by W.H. Rice
They sawed my left leg in half first, and then followed with the right a few hours later. The surgery was dragging on past the ten hour mark, and while I lay unconscious wrapped in layers of milky anesthesia, my family paced the waiting room. Now, pins, staples and various other shiny metal potpourri held my lower appendages together. Weeks later, my mother showed me the shredded piles of thin cafeteria napkins she went through waiting for me to come out. In the end, I will walk straighter. At least that's the hope we all hold.

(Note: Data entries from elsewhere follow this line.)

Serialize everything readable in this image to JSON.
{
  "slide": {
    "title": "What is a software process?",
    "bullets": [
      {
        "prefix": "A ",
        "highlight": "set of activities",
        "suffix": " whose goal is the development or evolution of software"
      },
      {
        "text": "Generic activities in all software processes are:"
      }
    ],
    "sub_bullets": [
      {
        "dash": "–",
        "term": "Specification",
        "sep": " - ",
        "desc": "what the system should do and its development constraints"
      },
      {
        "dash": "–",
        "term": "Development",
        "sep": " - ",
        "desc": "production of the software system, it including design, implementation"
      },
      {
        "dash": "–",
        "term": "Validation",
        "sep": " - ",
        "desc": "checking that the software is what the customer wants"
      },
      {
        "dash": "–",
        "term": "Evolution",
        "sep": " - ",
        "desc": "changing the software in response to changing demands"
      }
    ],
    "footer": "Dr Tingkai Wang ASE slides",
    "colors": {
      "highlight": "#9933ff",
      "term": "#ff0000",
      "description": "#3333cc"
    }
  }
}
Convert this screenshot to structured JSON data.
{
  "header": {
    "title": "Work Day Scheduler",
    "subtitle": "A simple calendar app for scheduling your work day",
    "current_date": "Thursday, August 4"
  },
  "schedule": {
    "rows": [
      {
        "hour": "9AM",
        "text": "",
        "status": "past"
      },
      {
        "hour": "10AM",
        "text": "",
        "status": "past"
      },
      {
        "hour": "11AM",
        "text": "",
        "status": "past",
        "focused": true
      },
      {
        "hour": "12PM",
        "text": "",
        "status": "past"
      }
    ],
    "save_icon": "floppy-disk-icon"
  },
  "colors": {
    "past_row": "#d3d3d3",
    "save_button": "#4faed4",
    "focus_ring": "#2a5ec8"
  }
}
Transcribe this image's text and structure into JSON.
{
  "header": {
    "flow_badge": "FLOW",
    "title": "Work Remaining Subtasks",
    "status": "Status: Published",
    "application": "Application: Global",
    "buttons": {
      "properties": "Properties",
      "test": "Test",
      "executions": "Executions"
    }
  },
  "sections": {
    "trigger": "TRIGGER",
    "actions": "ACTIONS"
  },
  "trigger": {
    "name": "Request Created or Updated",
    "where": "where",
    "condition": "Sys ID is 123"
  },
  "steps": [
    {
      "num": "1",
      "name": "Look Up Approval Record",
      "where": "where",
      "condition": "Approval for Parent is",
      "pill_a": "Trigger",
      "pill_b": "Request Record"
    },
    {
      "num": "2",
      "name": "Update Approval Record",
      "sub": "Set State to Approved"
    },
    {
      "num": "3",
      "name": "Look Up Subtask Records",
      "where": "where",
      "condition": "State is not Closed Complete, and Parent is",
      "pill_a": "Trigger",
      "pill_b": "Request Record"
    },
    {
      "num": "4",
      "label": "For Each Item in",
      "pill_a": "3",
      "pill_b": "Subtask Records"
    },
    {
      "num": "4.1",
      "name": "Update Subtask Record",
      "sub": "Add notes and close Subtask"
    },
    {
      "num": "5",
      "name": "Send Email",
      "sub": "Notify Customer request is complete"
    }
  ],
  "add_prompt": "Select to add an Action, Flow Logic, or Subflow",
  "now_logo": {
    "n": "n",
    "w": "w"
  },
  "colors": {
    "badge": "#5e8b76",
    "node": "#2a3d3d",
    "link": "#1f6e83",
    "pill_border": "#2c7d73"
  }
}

W.H. Rice, 30, lives with his family in Detroit, Michigan and writes mostly humor and satire for "the internets." In the past, he has been a musician, published poet, short story writer and general slave to the advertising industry.